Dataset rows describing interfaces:

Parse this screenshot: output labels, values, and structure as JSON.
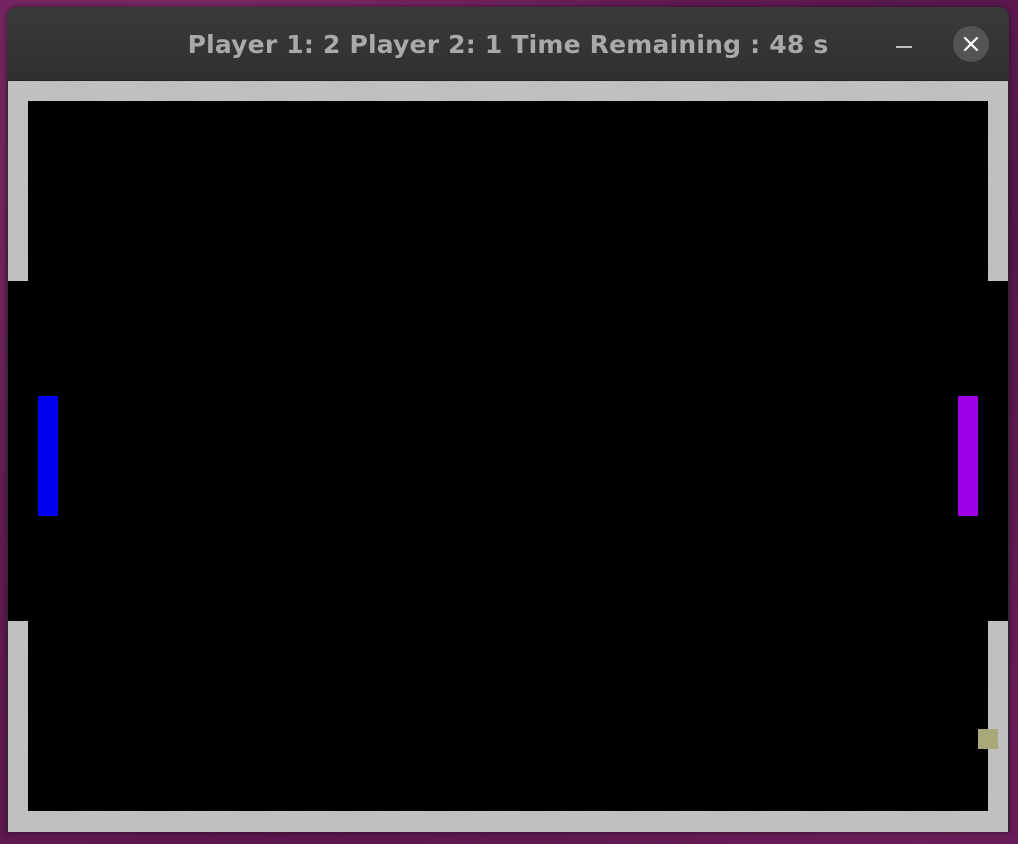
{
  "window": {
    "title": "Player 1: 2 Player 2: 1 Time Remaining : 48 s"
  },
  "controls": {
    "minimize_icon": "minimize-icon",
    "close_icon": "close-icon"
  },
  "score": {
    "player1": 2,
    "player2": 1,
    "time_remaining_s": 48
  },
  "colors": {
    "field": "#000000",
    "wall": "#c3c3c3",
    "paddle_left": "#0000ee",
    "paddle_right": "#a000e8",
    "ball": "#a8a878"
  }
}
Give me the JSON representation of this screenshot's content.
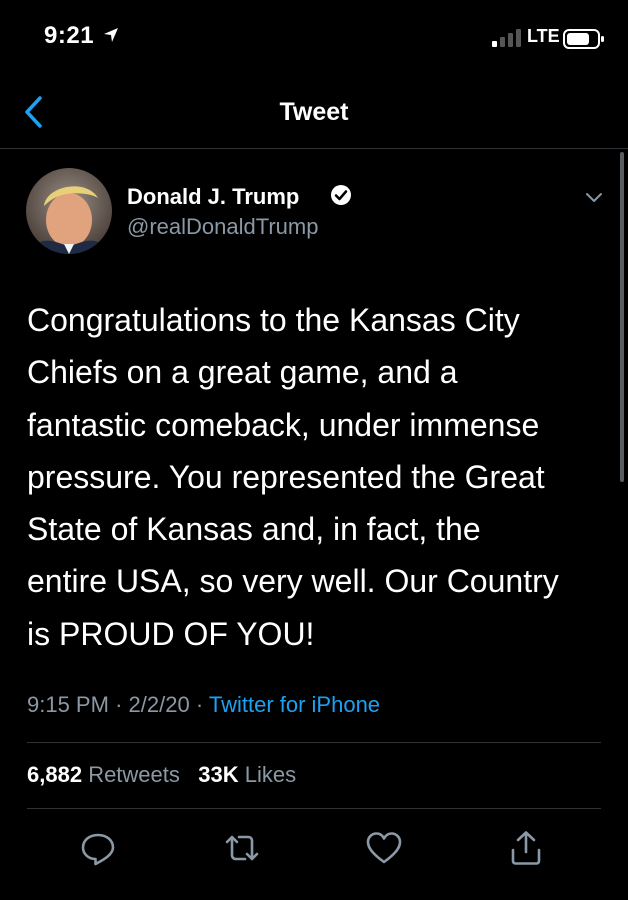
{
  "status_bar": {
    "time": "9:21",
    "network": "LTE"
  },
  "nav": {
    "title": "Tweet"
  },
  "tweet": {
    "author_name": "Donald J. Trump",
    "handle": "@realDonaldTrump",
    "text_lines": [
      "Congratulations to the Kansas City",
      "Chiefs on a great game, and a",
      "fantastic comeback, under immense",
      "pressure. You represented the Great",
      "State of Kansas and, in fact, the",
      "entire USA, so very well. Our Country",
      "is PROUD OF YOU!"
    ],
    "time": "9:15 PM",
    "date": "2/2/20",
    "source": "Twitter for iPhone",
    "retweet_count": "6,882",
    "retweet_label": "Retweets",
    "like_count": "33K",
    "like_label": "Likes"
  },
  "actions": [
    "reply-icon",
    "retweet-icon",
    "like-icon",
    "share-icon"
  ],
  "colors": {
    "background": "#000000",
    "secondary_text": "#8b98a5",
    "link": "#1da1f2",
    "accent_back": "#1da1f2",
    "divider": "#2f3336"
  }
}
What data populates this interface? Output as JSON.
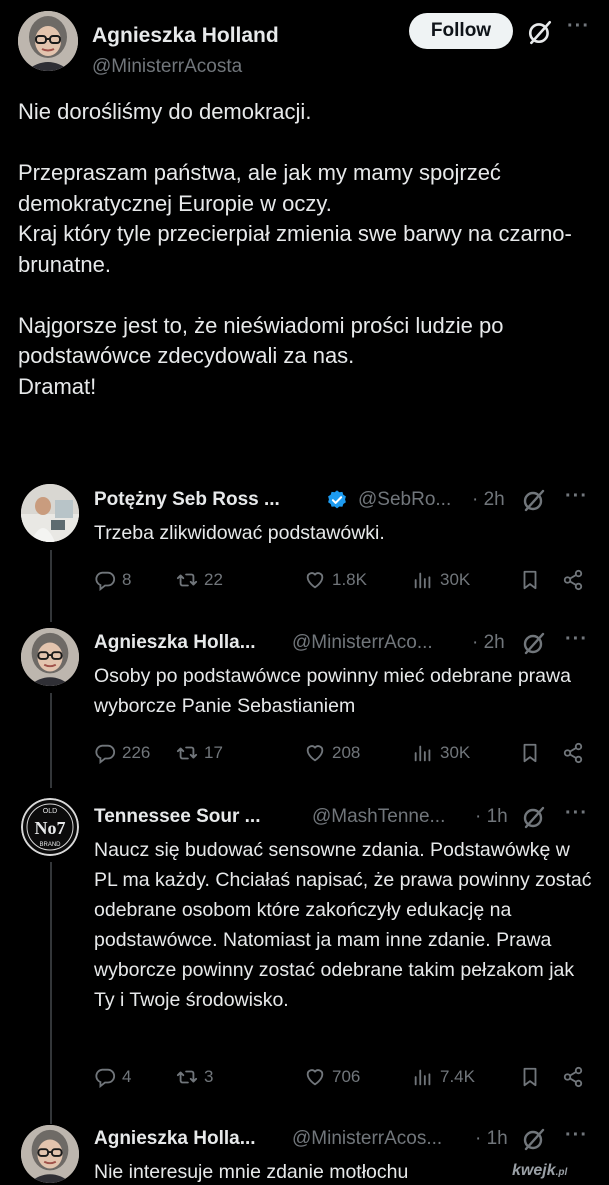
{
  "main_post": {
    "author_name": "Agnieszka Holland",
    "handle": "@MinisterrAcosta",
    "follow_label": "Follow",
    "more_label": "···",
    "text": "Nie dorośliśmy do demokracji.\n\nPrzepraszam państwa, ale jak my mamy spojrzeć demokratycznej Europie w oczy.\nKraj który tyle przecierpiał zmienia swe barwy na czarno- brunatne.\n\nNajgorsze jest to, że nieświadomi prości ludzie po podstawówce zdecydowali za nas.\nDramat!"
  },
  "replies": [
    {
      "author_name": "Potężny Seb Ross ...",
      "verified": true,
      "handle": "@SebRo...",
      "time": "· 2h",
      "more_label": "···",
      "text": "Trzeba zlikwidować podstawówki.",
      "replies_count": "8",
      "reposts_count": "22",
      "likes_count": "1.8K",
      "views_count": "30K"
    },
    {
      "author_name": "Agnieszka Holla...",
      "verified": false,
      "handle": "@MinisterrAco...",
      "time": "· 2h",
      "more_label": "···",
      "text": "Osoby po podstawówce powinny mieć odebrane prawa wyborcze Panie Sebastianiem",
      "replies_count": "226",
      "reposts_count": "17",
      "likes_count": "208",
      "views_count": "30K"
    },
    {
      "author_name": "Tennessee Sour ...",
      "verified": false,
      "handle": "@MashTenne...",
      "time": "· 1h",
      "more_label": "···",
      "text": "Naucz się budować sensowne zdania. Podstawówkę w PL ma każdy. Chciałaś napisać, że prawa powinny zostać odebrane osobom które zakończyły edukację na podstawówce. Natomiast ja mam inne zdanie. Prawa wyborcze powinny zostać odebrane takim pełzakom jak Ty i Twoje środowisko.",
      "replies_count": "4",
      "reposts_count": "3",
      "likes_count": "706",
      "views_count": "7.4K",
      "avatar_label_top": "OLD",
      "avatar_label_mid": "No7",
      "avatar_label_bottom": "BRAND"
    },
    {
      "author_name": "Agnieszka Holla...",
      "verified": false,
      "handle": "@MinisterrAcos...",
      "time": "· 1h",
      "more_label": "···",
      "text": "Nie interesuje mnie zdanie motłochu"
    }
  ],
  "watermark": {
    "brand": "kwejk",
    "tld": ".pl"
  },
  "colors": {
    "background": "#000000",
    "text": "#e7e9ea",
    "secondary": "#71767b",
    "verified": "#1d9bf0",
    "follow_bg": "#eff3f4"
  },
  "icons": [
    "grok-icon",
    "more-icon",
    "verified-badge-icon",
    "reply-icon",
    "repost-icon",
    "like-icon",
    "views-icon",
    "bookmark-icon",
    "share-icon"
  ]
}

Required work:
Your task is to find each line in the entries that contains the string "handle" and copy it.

Answer to this exercise:
    "handle": "@realDonaldTrump",
    "handle": "@MinisterrAcosta",
      "handle": "@SebRo...",
      "handle": "@MinisterrAco...",
      "handle": "@MashTenne...",
      "handle": "@MinisterrAcos...",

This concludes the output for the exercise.